Skip to main content

Thank you for visiting You are using a browser version with limited support for CSS. To obtain the best experience, we recommend you use a more up to date browser (or turn off compatibility mode in Internet Explorer). In the meantime, to ensure continued support, we are displaying the site without styles and JavaScript.

A beautiful cat in arms of her owner.

Cats seek comfort and confidence from their caregivers, suggesting that the cat–human tie can be as strong as that between toddlers and the adults who tend them. Credit: miodrag ignjatovic/iStock/Getty

Animal behaviour

Cats truly bond to their people

A test shows that a majority of felines are well attached to their caregivers.

Domestic cats have a reputation for being aloof and emotionally distant from the humans in their lives. Thus it came as a surprise to Kristyn Vitale at Oregon State University in Corvallis and her colleagues that felines are as firmly bonded to their owners as young children are to their primary caregivers.

In a standard experiment on humans, a caregiver briefly leaves their child alone in an unfamiliar environment and then returns. Securely attached kids tend to check in with the returning adult and then resume calmly exploring the space. Those with less secure attachments either ignore their returning caregiver or cling to them nervously.

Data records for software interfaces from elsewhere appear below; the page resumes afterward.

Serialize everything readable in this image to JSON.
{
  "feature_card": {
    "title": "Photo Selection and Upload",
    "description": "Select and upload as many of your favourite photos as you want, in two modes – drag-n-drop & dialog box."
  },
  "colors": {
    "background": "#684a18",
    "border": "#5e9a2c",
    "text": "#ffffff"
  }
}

These experiments show that about 65% of human children are ‘securely attached’ to their caregivers.

When Vitale and her team ran a similar experiment with 70 kittens, 64.3% approached their owners and gazed at or nuzzled them. These animals were categorized as securely attached. A follow-up experiment involving 38 older cats found that nearly the same proportion were securely attached. Maybe our cats actually love us after all — or most of them do, anyhow.

More Research Highlights...

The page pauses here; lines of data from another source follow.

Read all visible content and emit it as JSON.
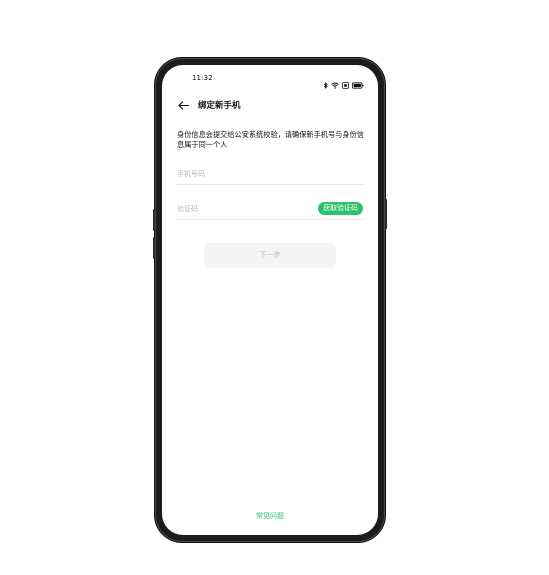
{
  "status_bar": {
    "time": "11:32",
    "icons": [
      "bluetooth-icon",
      "wifi-icon",
      "sim-icon",
      "battery-icon"
    ]
  },
  "header": {
    "title": "绑定新手机"
  },
  "description": "身份信息会提交给公安系统校验，请确保新手机号与身份信息属于同一个人",
  "form": {
    "phone_placeholder": "手机号码",
    "phone_value": "",
    "code_placeholder": "验证码",
    "code_value": "",
    "get_code_label": "获取验证码",
    "next_label": "下一步"
  },
  "footer": {
    "faq_label": "常见问题"
  },
  "colors": {
    "accent": "#2ec26a",
    "disabled_button_bg": "#f3f4f6",
    "disabled_button_text": "#b9b9b9",
    "placeholder": "#b6b6b6"
  }
}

Camera-trap image of Dendrohyrax interfluvialis

Some tree hyraxes scream in the night, but the newly identified Dendrohyrax interfluvialis (above, camera-trap image) utters a complex series of squawks, rattles and barks. Credit: J. F. Oates et al./Zool. J. Linn. Soc.


A bark in the dark reveals a hidden hyrax

Its neighbours scream, but a new species of tree hyrax — a cousin of the elephant — unleashes a rattling bark.
Plastic and other debris floats underwater in blue water

Plastic detritus from snacks and meals floats in the Red Sea. Marine sampling shows that food waste accounts for nearly 90% of plastic pollution at some locales. Credit: Andrey Nekrasov/Barcroft Media/Getty

Ocean sciences

Humanity’s fast-food habit is filling the ocean with plastic

Food bags, drink bottles and similar items account for the biggest share of plastic waste near the shore.
Conceptual artwork of a pair of entangled quantum particles.

An artist’s impression of ‘entangled’ particles, which share properties even at a distance. Entangled photons can be used to help secure a multi-party video meeting. Credit: Mark Garlick/Science Photo Library

Quantum information

Quantum keys dial up tamper-proof conference calls

A new experiment efficiently distributes the highly secure keys to four parties instead of the typical two.
Farmers harvest pineapples in a field.

Workers harvest pineapples in Lingao County, China. Less than one-third of the money spent on food eaten at home reaches farmers. Credit: Yuan Chen/VCG/Getty


Poor harvest: farmers earn a pitiful fraction of the money spent on food

The bulk of consumer food spending around the world ends up in the coffers of distributors, processors and other parties beyond the farm gate.
A woman wearing a protective face mask splashes her hands in a jet of water

A pedestrian seeks relief from searing temperatures in Spain, where a high proportion of heat-related deaths have been linked to climate change. Credit: SALAS/EPA-EFE/Shutterstock

Climate change

More than one-third of heat deaths blamed on climate change

Warming resulting from human activities accounts for a high percentage of heat-related deaths, especially in southern Asia and South America.
Nature Briefing

Sign up for the Nature Briefing newsletter — what matters in science, free to your inbox daily.

Get the most important science stories of the day, free in your inbox. Sign up for Nature Briefing


Quick links